## WHAT THE TASK ASKS
Your reply should reproduce each line below exactly and carry none of the pictures.

## RECORDS PROVIDED
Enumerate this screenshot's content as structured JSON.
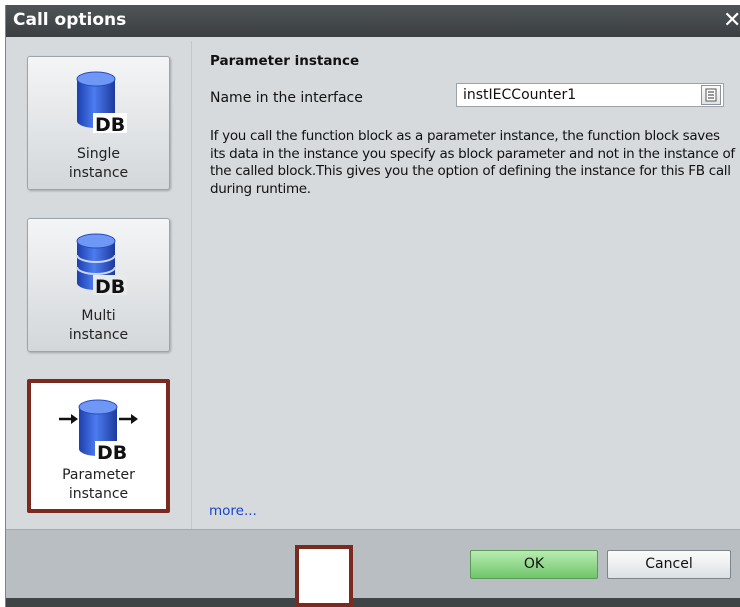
{
  "dialog": {
    "title": "Call options",
    "close_glyph": "✕"
  },
  "options": [
    {
      "label": "Single\ninstance",
      "badge": "DB",
      "icon": "database-icon"
    },
    {
      "label": "Multi\ninstance",
      "badge": "DB",
      "icon": "database-icon"
    },
    {
      "label": "Parameter\ninstance",
      "badge": "DB",
      "icon": "database-arrows-icon",
      "selected": true
    }
  ],
  "panel": {
    "section_title": "Parameter instance",
    "field_label": "Name in the interface",
    "field_value": "instIECCounter1",
    "description": "If you call the function block as a parameter instance, the function block saves its data in the instance you specify as block parameter and not in the instance of the called block.This gives you the option of defining the instance for this FB call during runtime.",
    "more_link": "more..."
  },
  "footer": {
    "ok_label": "OK",
    "cancel_label": "Cancel"
  },
  "colors": {
    "accent_highlight": "#7a2a1e",
    "db_blue": "#2f5fd6",
    "ok_green": "#6fc56a"
  }
}
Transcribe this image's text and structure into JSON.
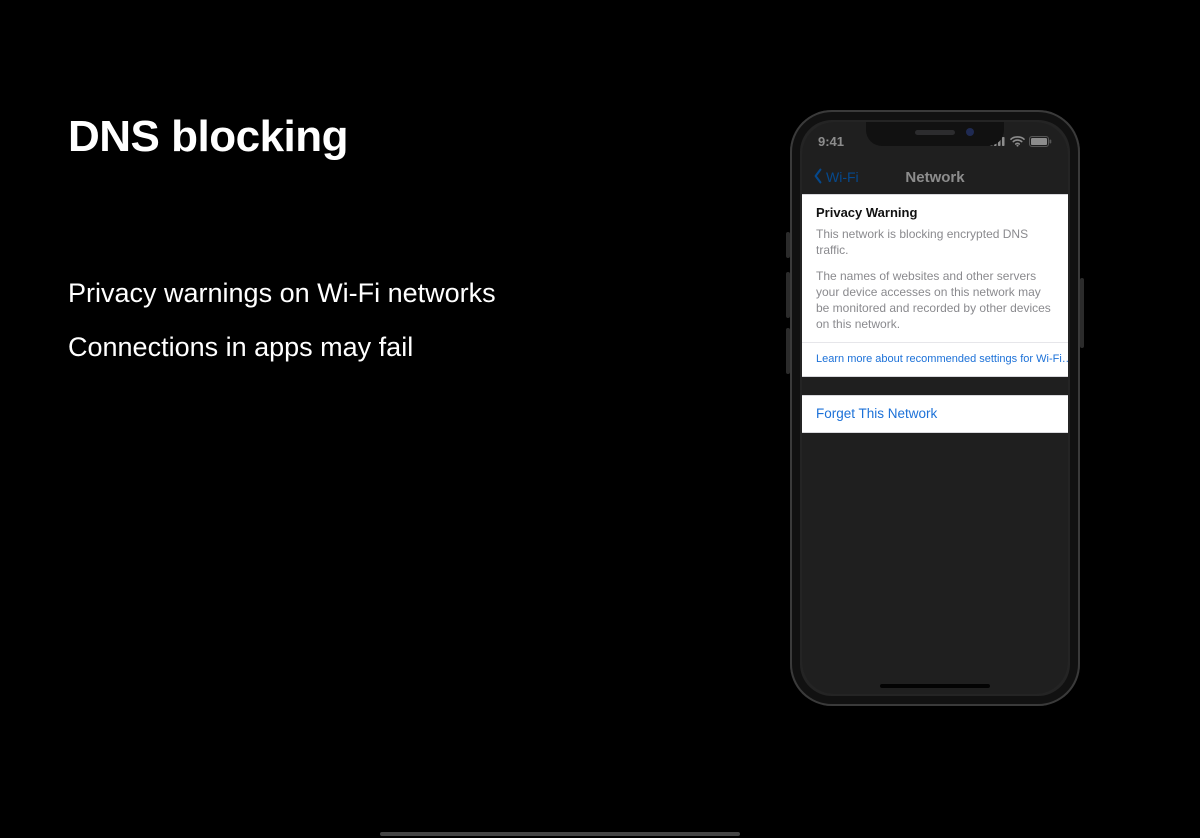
{
  "slide": {
    "title": "DNS blocking",
    "bullets": [
      "Privacy warnings on Wi-Fi networks",
      "Connections in apps may fail"
    ]
  },
  "phone": {
    "status": {
      "time": "9:41"
    },
    "nav": {
      "back_label": "Wi-Fi",
      "title": "Network"
    },
    "warning": {
      "heading": "Privacy Warning",
      "subheading": "This network is blocking encrypted DNS traffic.",
      "body": "The names of websites and other servers your device accesses on this network may be monitored and recorded by other devices on this network."
    },
    "learn_more": "Learn more about recommended settings for Wi-Fi…",
    "forget": "Forget This Network",
    "colors": {
      "ios_blue": "#0a84ff",
      "link_blue": "#1c71d8",
      "muted": "#8a8a8e"
    }
  }
}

## ANSWER TO THE EXERCISE
Enumerate this screenshot's content as structured JSON.
{
  "dialog": {
    "title": "Call options",
    "close_glyph": "✕"
  },
  "options": [
    {
      "label": "Single\ninstance",
      "badge": "DB",
      "icon": "database-icon"
    },
    {
      "label": "Multi\ninstance",
      "badge": "DB",
      "icon": "database-icon"
    },
    {
      "label": "Parameter\ninstance",
      "badge": "DB",
      "icon": "database-arrows-icon",
      "selected": true
    }
  ],
  "panel": {
    "section_title": "Parameter instance",
    "field_label": "Name in the interface",
    "field_value": "instIECCounter1",
    "description": "If you call the function block as a parameter instance, the function block saves its data in the instance you specify as block parameter and not in the instance of the called block.This gives you the option of defining the instance for this FB call during runtime.",
    "more_link": "more..."
  },
  "footer": {
    "ok_label": "OK",
    "cancel_label": "Cancel"
  },
  "colors": {
    "accent_highlight": "#7a2a1e",
    "db_blue": "#2f5fd6",
    "ok_green": "#6fc56a"
  }
}
Transcribe this image's text and structure into JSON.
{
  "slide": {
    "title": "DNS blocking",
    "bullets": [
      "Privacy warnings on Wi-Fi networks",
      "Connections in apps may fail"
    ]
  },
  "phone": {
    "status": {
      "time": "9:41"
    },
    "nav": {
      "back_label": "Wi-Fi",
      "title": "Network"
    },
    "warning": {
      "heading": "Privacy Warning",
      "subheading": "This network is blocking encrypted DNS traffic.",
      "body": "The names of websites and other servers your device accesses on this network may be monitored and recorded by other devices on this network."
    },
    "learn_more": "Learn more about recommended settings for Wi-Fi…",
    "forget": "Forget This Network",
    "colors": {
      "ios_blue": "#0a84ff",
      "link_blue": "#1c71d8",
      "muted": "#8a8a8e"
    }
  }
}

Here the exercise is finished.